This sort of “jack-of-all-trades” technology could also be a huge time and money saver for farmers. If the team could successfully identify a protein that had activity against numerous corn pests, the industry would benefit from more than just a method of defense.
The Road to Discovery
Thomas Jefferson said, “If you want something you’ve never had, you must be willing to do something you’ve never done.” This was the fail-fast, deliberately innovative mentality that defined the team’s efforts and planted the seed that led Warren to test a spoiled carton of milk he had accidentally left in his refrigerator after going on vacation for a week.
At that time, Warren knew that proteins with commercial levels of activity against corn insects had only been found in bacteria, and up until that point, that single bacterium was Bacillus thuringiensis (Bt). Bt, a spore-forming bacterium that produces proteins toxic to insects, exists all over the environment in a variety of strains. Prior to Warren’s work, scientists had only tested one particular Bt growth stage for such proteins.
As a truly creative mind, Warren didn’t just throw the spoiled milk away. Instead, he attempted to isolate bacteria from the milk and test the bacteria to see if it would make proteins at other stages of its lifecycle.
He admits the driver of this project wasn’t broad-spectrum insect control, but rather an idea to try and find non-Cry proteins that would have activity against at least black cutworm. At the time, black cutworm was a key pest for the Syngenta corn business, and it was very difficult to control with Bt Cry proteins. His realization that Vip3 has activity against so many lepidopteran pests was serendipitous, but in the end, resulted in a solution that closed the gap in above-ground pest control measures and benefited corn growers for years to come.
The Path Forward
More than two decades later, Vip3A is the only protein on the market that is derived from an earlier Bt lifecycle stage and has activity against more than 12 major above-ground insects. But its path to success was neither simple nor fail-proof.
In 1995, the first attempt to make a commercial genetically modified (GM) corn product that produced Vip3A failed. This initial attempt was challenging, and it took several tries to be successful. However, the Vip3A team was not deterred; and by 1999, R&D was back in full swing. After countless breeding experiments and trials and overwhelming dedication, MIR162 was the first GM corn product to successfully produce Vip3A. Safety studies and U.S. regulatory approvals took another 12 years.
Eric Boudreau, Ph.D., head of trait development for Syngenta in both the North America and Latin America regions, insists the passion-fueled perseverance exhibited by the Vip3A scientists is crucial to bringing a new technology successfully to market. There were many points during Agrisure Viptera’s 18-year journey where the team could have abandoned the project. Instead, Syngenta forged ahead to introduce the most advanced trait against above-ground pests.
Purposeful innovation, creativity and a willingness to fail and try again define success in R&D. There is rarely an easy path to success, and usually the fight to continue to innovate is rarely over—just like the development of Agrisure Viptera.
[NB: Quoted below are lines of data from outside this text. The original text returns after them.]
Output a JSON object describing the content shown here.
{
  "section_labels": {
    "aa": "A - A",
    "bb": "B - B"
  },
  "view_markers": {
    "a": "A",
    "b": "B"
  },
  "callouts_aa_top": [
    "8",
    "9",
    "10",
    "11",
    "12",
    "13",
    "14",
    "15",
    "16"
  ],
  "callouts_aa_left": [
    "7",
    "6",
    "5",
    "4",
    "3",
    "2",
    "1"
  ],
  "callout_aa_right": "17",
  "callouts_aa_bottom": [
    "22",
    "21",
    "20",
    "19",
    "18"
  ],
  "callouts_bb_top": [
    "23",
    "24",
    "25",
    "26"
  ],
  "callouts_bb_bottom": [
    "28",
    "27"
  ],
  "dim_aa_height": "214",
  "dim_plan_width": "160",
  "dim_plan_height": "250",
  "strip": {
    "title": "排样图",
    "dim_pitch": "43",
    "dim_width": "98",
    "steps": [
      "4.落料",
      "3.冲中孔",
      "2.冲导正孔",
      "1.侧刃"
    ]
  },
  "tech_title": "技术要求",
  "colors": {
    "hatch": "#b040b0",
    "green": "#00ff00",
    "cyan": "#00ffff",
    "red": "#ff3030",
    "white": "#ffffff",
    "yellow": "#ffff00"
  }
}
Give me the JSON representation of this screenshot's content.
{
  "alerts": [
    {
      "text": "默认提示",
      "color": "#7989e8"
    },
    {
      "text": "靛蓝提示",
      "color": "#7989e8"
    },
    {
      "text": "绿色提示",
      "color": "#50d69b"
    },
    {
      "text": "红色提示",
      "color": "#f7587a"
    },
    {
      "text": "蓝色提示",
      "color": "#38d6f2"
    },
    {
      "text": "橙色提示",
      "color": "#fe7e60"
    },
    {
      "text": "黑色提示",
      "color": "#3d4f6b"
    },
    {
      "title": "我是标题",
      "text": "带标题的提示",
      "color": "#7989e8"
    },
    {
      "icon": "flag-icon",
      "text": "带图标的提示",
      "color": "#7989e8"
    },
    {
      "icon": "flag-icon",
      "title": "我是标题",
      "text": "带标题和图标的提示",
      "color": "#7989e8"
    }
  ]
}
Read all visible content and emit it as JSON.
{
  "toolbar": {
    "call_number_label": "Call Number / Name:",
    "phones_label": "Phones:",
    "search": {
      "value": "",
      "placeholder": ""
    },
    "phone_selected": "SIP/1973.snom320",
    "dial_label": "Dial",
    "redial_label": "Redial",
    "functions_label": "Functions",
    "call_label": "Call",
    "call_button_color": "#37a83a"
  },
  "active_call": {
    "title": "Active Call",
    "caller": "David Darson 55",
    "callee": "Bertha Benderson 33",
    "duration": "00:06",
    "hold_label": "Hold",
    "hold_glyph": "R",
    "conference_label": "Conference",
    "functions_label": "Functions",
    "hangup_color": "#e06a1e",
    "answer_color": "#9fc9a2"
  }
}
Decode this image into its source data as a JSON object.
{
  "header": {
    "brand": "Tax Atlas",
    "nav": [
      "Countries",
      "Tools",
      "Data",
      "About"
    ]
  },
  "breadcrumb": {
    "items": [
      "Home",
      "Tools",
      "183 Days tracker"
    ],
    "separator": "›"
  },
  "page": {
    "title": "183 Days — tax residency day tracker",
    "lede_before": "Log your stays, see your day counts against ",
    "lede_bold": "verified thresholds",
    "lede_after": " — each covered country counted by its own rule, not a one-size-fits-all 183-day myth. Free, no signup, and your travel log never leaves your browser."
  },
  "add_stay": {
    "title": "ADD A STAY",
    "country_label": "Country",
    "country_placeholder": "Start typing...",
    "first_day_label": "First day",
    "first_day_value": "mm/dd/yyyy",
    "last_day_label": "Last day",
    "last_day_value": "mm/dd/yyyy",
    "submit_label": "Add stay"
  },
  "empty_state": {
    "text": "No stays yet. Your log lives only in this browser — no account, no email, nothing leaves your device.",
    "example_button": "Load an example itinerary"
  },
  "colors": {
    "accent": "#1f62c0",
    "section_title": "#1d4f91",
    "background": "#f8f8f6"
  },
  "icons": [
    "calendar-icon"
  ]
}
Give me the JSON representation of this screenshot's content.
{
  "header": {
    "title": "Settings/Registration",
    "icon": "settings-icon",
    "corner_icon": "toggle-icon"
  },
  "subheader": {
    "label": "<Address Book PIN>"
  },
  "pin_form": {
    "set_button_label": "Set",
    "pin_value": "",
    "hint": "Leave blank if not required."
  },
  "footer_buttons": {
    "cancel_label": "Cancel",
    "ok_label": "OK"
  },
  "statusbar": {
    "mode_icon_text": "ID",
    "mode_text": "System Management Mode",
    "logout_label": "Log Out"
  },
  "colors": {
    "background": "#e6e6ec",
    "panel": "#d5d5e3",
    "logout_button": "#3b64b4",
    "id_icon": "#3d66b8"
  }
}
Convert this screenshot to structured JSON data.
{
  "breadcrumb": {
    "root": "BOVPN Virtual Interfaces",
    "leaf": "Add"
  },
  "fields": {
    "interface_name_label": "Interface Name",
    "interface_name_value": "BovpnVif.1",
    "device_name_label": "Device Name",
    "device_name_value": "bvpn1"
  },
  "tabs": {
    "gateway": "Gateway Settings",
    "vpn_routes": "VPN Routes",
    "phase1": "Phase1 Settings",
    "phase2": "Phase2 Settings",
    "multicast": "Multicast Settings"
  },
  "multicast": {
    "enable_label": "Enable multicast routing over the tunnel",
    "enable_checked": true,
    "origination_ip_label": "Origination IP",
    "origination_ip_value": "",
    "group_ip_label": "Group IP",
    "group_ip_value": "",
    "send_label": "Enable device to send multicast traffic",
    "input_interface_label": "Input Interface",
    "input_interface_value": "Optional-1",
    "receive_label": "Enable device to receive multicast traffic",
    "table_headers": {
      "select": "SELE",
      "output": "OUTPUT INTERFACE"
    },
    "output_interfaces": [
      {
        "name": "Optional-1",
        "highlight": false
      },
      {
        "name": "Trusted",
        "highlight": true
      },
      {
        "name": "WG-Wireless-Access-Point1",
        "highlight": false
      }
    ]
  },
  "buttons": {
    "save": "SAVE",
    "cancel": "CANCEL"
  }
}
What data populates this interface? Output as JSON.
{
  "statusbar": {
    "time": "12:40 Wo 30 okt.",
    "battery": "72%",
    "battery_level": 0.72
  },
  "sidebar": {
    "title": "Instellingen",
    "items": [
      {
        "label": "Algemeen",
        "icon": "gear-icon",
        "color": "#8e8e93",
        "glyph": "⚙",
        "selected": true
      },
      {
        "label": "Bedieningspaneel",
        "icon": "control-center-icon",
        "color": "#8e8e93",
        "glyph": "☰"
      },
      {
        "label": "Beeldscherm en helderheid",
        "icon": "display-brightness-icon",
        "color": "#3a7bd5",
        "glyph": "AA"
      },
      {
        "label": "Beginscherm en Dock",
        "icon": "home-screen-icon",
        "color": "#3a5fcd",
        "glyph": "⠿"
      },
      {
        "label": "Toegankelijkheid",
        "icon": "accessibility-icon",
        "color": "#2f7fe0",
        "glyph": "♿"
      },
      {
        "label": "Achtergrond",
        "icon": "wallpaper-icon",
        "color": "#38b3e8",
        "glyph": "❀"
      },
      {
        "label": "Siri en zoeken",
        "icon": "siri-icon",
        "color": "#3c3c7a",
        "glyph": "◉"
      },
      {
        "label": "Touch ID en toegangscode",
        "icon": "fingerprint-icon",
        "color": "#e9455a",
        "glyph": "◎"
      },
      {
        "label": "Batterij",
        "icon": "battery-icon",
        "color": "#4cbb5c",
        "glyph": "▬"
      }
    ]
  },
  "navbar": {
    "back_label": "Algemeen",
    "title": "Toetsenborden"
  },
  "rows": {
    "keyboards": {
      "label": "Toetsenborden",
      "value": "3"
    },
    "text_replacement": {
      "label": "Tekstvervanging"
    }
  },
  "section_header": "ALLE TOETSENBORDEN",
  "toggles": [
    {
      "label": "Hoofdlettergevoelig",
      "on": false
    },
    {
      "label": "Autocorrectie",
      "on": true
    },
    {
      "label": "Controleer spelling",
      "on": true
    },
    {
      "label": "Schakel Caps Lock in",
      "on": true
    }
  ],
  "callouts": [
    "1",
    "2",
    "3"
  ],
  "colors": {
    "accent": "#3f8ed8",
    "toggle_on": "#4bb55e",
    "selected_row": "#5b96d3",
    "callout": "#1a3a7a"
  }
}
More than 20 years after the initial gene was first discovered, Syngenta scientists continue to expand their research, working to develop new products with both known and undiscovered genes. Through it all, the lesson is clear: To breed the best traits, you have to breed a spirit of creativity.